This wing houses the Chapel of the Trinity. Several royal weddings were celebrated under the vaulted ceiling painted by Henri V’s painter Martin Fréminet, such as that of Louis XV and Marie Leczynska in 1725. It was in this same chapel that the future Napoleon III was baptised in the arms of his uncle in 1810.
To link the chapel to his apartments, François I built a spectacular gallery whose panelling, stuccoes and frescoes by Italians Rosso and Primaticcio form a decor which left a lasting impression on European artistry and created the ‘School of Fontainebleau’. Just a little further on leads to the Ballroom between the courtyard and the gardens – a place of merriment and a feast for the eyes in the form of Nicolo dell’Abate’s lavish paintings made at the request of Henry II and Catherine de Medici. In inviting the Italian artists they were so fond of, the patronage of kings made the Château de Fontainebleau an epicentre of the Renaissance and Humanism.

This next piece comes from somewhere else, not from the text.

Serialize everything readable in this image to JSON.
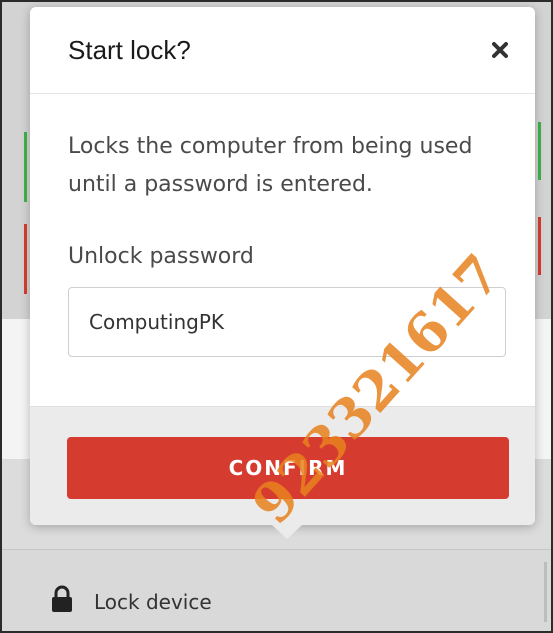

Fontainebleau’s décor is testament to centuries of changing tastes and customs. The majestic sensual elegance of the large Renaissance stuccoed female nudes on the King’s Staircase (commissioned by Louis XV) is a reminder that this used to be the location of the bedroom belonging to the Duchess d’Étampes, mistress of François I. The Saint Louis Rooms located in the keep are reminiscent of the castle’s medieval past. The nearby ‘oval office’ was designed by the Flemish painter Ambroise Dubois at the request of Henri IV and was the scene of Louis XIII’s birth.
Moving further on, you come across the Galerie de Diane (Diana Gallery) that was transformed into a library under Napoleon III. You then enter the sumptuous Empress Room which has been occupied by every ruler from Marie de Medici to Empress Eugenie. The splendid bed is crowned by the figure of cupid with his finger pressed to his lips. It was originally intended for Marie-Antoinette, but it was Josephine, the wife of Napoleon I who used it. The Queen or Empress could go directly from her room to her private apartments in order to take a break from the stuffy confines of court etiquette in a more cosy setting. The Boudoir d’Argent (Silver Boudoir) created by Marie-Antoinette is an example of an extremely refined décor.
The doors open into the King’s bedroom which the courtiers accessed by passing through the antechambers and study. Napoleon I transformed it into a throne room – the only surviving example in France today.
At Fontainebleau, rulers preserved the heritage of past centuries while adapting the place for their own means. This is the fusion that Napoleon I describes in his memoirs as “ the true residence of Kings “.